Data : Salon XIX

27 March 2013


"Solo", a performance of 3 different works given by Ensemble Allogène, explores the way in which an individual appropriates an inhabiting space. The film "Soundwalk", by Andrés Salas, explores Vancouver's soundscape from the ears of Canadian-German composer Hildegard Westerkamp (1946). Andrés rediscovers the paths where Westerkamp recorded 40 years ago her soundwalks, and superposes them with contemporary images of Vancouver. The film also introduces the voice of Westerkamp herself, recorded in conversations with Andrés. In Alvin Lucier's "I'm sitting in a room", Daniel Áñez will record his own voice with a microphone into a recorder. This recording will be played again in the room, and recorded again with a microphone. This process is then repeated indefinitely. In every successive recording, the clarity of the voice will be lost, and the natural resonant frequencies of the room will get stronger, until we will only hear these resonances, articulated by the rhythm of the original text. Finally, Daniel Leguizamón's [n] will present Émilie Girard-Charest playing the cello 5 times at the same time: four on video and one live. Organized as an improvisation scheme with fixed form, [n] proposes sounding and non-sounding activities for a soloist in which she is free to introduce whatever activities she would like to do best. The piece explores the relationship of the soloist with herself, to her environment, to the passing of time, to her tastes and likings and to the link between all these spaces.

"16/11/11 - 27/03/13" by Benjamin J. Allard and Maximilien Bianchi, is an interactive project that looks to the past of communications technology in order to find remnants of the rapport entertained between the human and the technological archive. The artists' goal with this work is to create a space for the co-existence of the cultural baggage associated with three sound technologies: the radio, the telephone, and the tape player. In order to achieve this, Bianchi and Allard utilize the rhetoric inherent to a laboratory, whereby the spectator may become an archaeologist and reconstitute their own historical interpretation of the technological devices presented. Leaving the spectator to interpret the work as they see fit, the artists wish to re-articulate our knowledge of technology so that we may explore our affective connection to these technologies. This process was inspired by an anti-humanist attitude, seeking to reduce the space typically occupied by humans in their self-representations. The artists believe that our history is not merely influenced by human actions.
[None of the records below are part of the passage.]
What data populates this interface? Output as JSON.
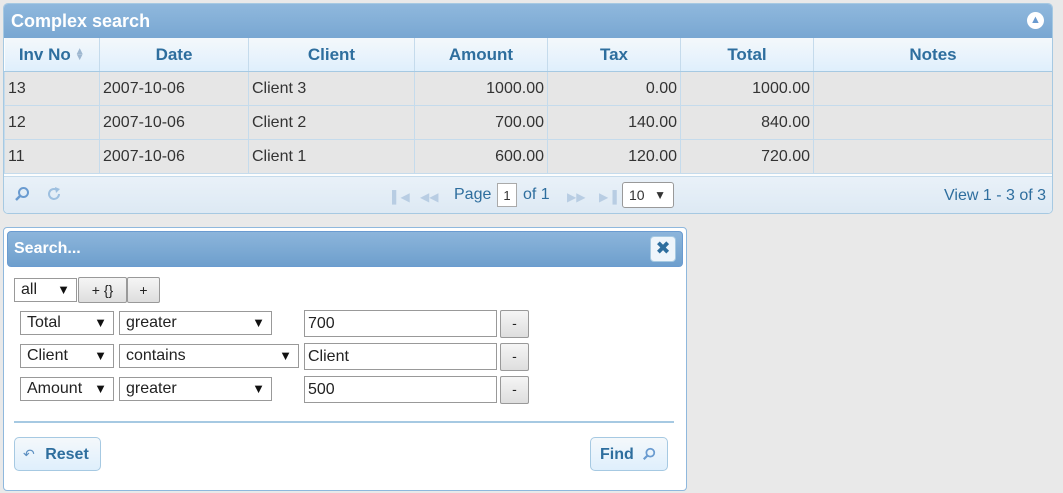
{
  "grid": {
    "caption": "Complex search",
    "columns": [
      "Inv No",
      "Date",
      "Client",
      "Amount",
      "Tax",
      "Total",
      "Notes"
    ],
    "rows": [
      {
        "inv": "13",
        "date": "2007-10-06",
        "client": "Client 3",
        "amount": "1000.00",
        "tax": "0.00",
        "total": "1000.00",
        "notes": ""
      },
      {
        "inv": "12",
        "date": "2007-10-06",
        "client": "Client 2",
        "amount": "700.00",
        "tax": "140.00",
        "total": "840.00",
        "notes": ""
      },
      {
        "inv": "11",
        "date": "2007-10-06",
        "client": "Client 1",
        "amount": "600.00",
        "tax": "120.00",
        "total": "720.00",
        "notes": ""
      }
    ],
    "pager": {
      "page_label": "Page",
      "page_value": "1",
      "of_label": "of 1",
      "rows_per_page": "10",
      "view_info": "View 1 - 3 of 3"
    }
  },
  "search": {
    "title": "Search...",
    "group_op": "all",
    "add_group_label": "+ {}",
    "add_rule_label": "+",
    "rules": [
      {
        "field": "Total",
        "op": "greater",
        "value": "700",
        "remove": "-"
      },
      {
        "field": "Client",
        "op": "contains",
        "value": "Client",
        "remove": "-"
      },
      {
        "field": "Amount",
        "op": "greater",
        "value": "500",
        "remove": "-"
      }
    ],
    "reset_label": "Reset",
    "find_label": "Find"
  },
  "colors": {
    "header_blue": "#79a7d2",
    "text_blue": "#2e6e9e",
    "border_blue": "#a6c9e2"
  }
}
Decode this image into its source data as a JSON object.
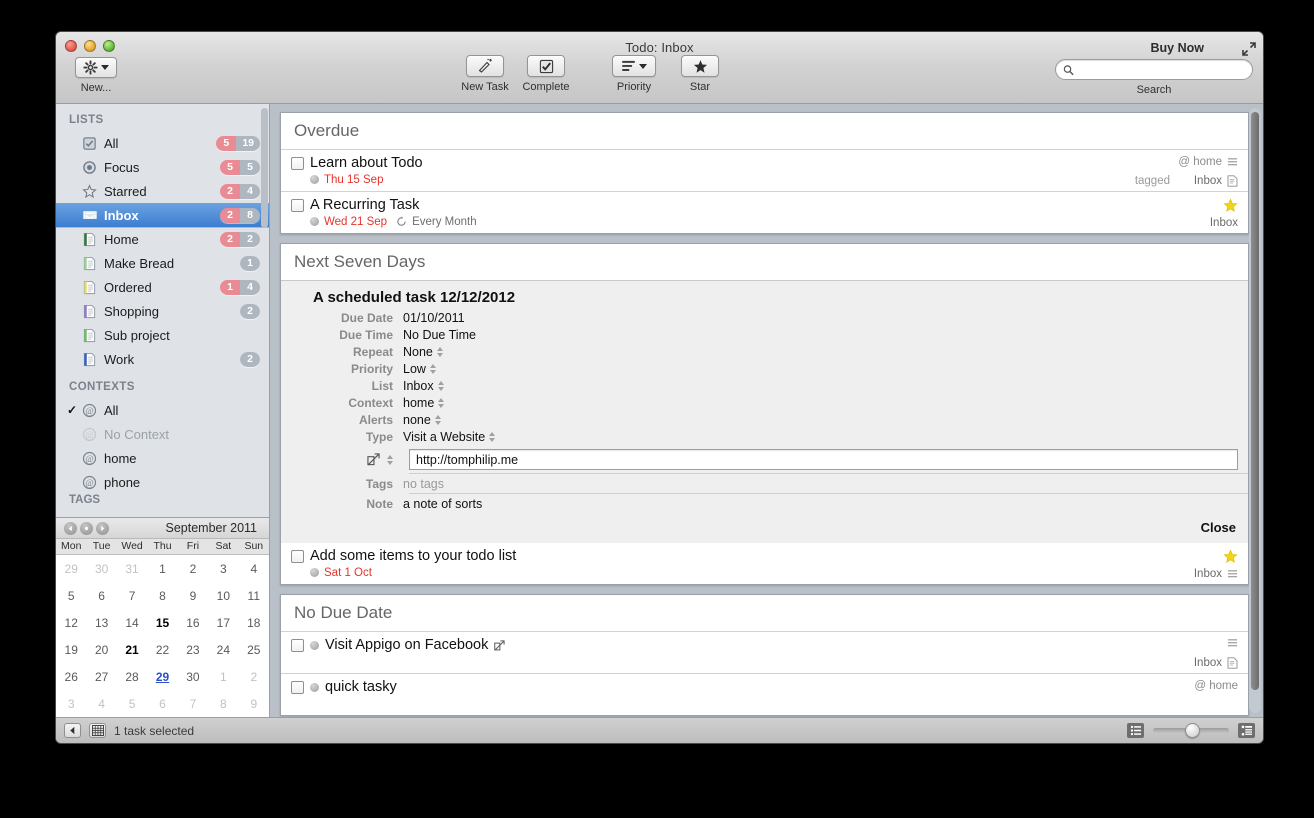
{
  "window": {
    "title": "Todo: Inbox",
    "buy_now": "Buy Now"
  },
  "toolbar": {
    "new_label": "New...",
    "new_task": "New Task",
    "complete": "Complete",
    "priority": "Priority",
    "star": "Star",
    "search_label": "Search",
    "search_value": "",
    "search_placeholder": ""
  },
  "sidebar": {
    "lists_header": "LISTS",
    "contexts_header": "CONTEXTS",
    "tags_header": "TAGS",
    "lists": [
      {
        "label": "All",
        "icon": "checkbox-icon",
        "red": "5",
        "gray": "19",
        "selected": false
      },
      {
        "label": "Focus",
        "icon": "focus-icon",
        "red": "5",
        "gray": "5",
        "selected": false
      },
      {
        "label": "Starred",
        "icon": "star-icon",
        "red": "2",
        "gray": "4",
        "selected": false
      },
      {
        "label": "Inbox",
        "icon": "inbox-icon",
        "red": "2",
        "gray": "8",
        "selected": true
      },
      {
        "label": "Home",
        "icon": "list-icon",
        "red": "2",
        "gray": "2",
        "selected": false,
        "color": "#2f7b37"
      },
      {
        "label": "Make Bread",
        "icon": "list-icon",
        "red": "",
        "gray": "1",
        "selected": false,
        "color": "#9fd39a"
      },
      {
        "label": "Ordered",
        "icon": "list-icon",
        "red": "1",
        "gray": "4",
        "selected": false,
        "color": "#e4dc7a"
      },
      {
        "label": "Shopping",
        "icon": "list-icon",
        "red": "",
        "gray": "2",
        "selected": false,
        "color": "#8f7ec9"
      },
      {
        "label": "Sub project",
        "icon": "list-icon",
        "red": "",
        "gray": "",
        "selected": false,
        "color": "#6fc070"
      },
      {
        "label": "Work",
        "icon": "list-icon",
        "red": "",
        "gray": "2",
        "selected": false,
        "color": "#3a63c0"
      }
    ],
    "contexts": [
      {
        "label": "All",
        "checked": true,
        "muted": false
      },
      {
        "label": "No Context",
        "checked": false,
        "muted": true
      },
      {
        "label": "home",
        "checked": false,
        "muted": false
      },
      {
        "label": "phone",
        "checked": false,
        "muted": false
      }
    ]
  },
  "calendar": {
    "title": "September 2011",
    "dows": [
      "Mon",
      "Tue",
      "Wed",
      "Thu",
      "Fri",
      "Sat",
      "Sun"
    ],
    "weeks": [
      [
        {
          "d": "29",
          "s": "out"
        },
        {
          "d": "30",
          "s": "out"
        },
        {
          "d": "31",
          "s": "out"
        },
        {
          "d": "1",
          "s": ""
        },
        {
          "d": "2",
          "s": ""
        },
        {
          "d": "3",
          "s": ""
        },
        {
          "d": "4",
          "s": ""
        }
      ],
      [
        {
          "d": "5",
          "s": ""
        },
        {
          "d": "6",
          "s": ""
        },
        {
          "d": "7",
          "s": ""
        },
        {
          "d": "8",
          "s": ""
        },
        {
          "d": "9",
          "s": ""
        },
        {
          "d": "10",
          "s": ""
        },
        {
          "d": "11",
          "s": ""
        }
      ],
      [
        {
          "d": "12",
          "s": ""
        },
        {
          "d": "13",
          "s": ""
        },
        {
          "d": "14",
          "s": ""
        },
        {
          "d": "15",
          "s": "hasTask"
        },
        {
          "d": "16",
          "s": ""
        },
        {
          "d": "17",
          "s": ""
        },
        {
          "d": "18",
          "s": ""
        }
      ],
      [
        {
          "d": "19",
          "s": ""
        },
        {
          "d": "20",
          "s": ""
        },
        {
          "d": "21",
          "s": "hasTask"
        },
        {
          "d": "22",
          "s": ""
        },
        {
          "d": "23",
          "s": ""
        },
        {
          "d": "24",
          "s": ""
        },
        {
          "d": "25",
          "s": ""
        }
      ],
      [
        {
          "d": "26",
          "s": ""
        },
        {
          "d": "27",
          "s": ""
        },
        {
          "d": "28",
          "s": ""
        },
        {
          "d": "29",
          "s": "today"
        },
        {
          "d": "30",
          "s": ""
        },
        {
          "d": "1",
          "s": "out"
        },
        {
          "d": "2",
          "s": "out"
        }
      ],
      [
        {
          "d": "3",
          "s": "out"
        },
        {
          "d": "4",
          "s": "out"
        },
        {
          "d": "5",
          "s": "out"
        },
        {
          "d": "6",
          "s": "out"
        },
        {
          "d": "7",
          "s": "out"
        },
        {
          "d": "8",
          "s": "out"
        },
        {
          "d": "9",
          "s": "out"
        }
      ]
    ]
  },
  "sections": {
    "overdue": {
      "title": "Overdue",
      "tasks": [
        {
          "title": "Learn about Todo",
          "due": "Thu 15 Sep",
          "repeat": "",
          "context": "@ home",
          "list": "Inbox",
          "tagged": "tagged",
          "starred": false,
          "has_note_icon": true,
          "has_tag_icon": true
        },
        {
          "title": "A Recurring Task",
          "due": "Wed 21 Sep",
          "repeat": "Every Month",
          "context": "",
          "list": "Inbox",
          "tagged": "",
          "starred": true,
          "has_note_icon": false,
          "has_tag_icon": false
        }
      ]
    },
    "next_seven_days": {
      "title": "Next Seven Days",
      "detail": {
        "task_title": "A scheduled task 12/12/2012",
        "fields": [
          {
            "label": "Due Date",
            "value": "01/10/2011",
            "stepper": false,
            "muted": false
          },
          {
            "label": "Due Time",
            "value": "No Due Time",
            "stepper": false,
            "muted": false
          },
          {
            "label": "Repeat",
            "value": "None",
            "stepper": true,
            "muted": false
          },
          {
            "label": "Priority",
            "value": "Low",
            "stepper": true,
            "muted": false
          },
          {
            "label": "List",
            "value": "Inbox",
            "stepper": true,
            "muted": false
          },
          {
            "label": "Context",
            "value": "home",
            "stepper": true,
            "muted": false
          },
          {
            "label": "Alerts",
            "value": "none",
            "stepper": true,
            "muted": false
          },
          {
            "label": "Type",
            "value": "Visit a Website",
            "stepper": true,
            "muted": false
          }
        ],
        "url_value": "http://tomphilip.me",
        "tags_label": "Tags",
        "tags_value": "no tags",
        "note_label": "Note",
        "note_value": "a note of sorts",
        "close_label": "Close"
      },
      "tasks": [
        {
          "title": "Add some items to your todo list",
          "due": "Sat 1 Oct",
          "repeat": "",
          "context": "",
          "list": "Inbox",
          "tagged": "",
          "starred": true,
          "has_note_icon": false,
          "has_tag_icon": true
        }
      ]
    },
    "no_due_date": {
      "title": "No Due Date",
      "tasks": [
        {
          "title": "Visit Appigo on Facebook",
          "due": "",
          "repeat": "",
          "context": "",
          "list": "Inbox",
          "tagged": "",
          "starred": false,
          "link_icon": true,
          "has_note_icon": true,
          "has_tag_icon": true,
          "lead_dot": true
        },
        {
          "title": "quick tasky",
          "due": "",
          "repeat": "",
          "context": "@ home",
          "list": "",
          "tagged": "",
          "starred": false,
          "link_icon": false,
          "has_note_icon": false,
          "has_tag_icon": false,
          "lead_dot": true
        }
      ]
    }
  },
  "statusbar": {
    "status_text": "1 task selected"
  },
  "colors": {
    "selection_blue": "#3b7dd0",
    "overdue_red": "#e8332a",
    "star_yellow": "#f2d411",
    "badge_red": "#e98b94",
    "badge_gray": "#aeb6c0"
  }
}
They wish to better understand the impact of technology in culture. This is why they give technology a unique voice, as represented by three archaic devices, enabling it to enter into a dialogue with the spectator.


27 March 2013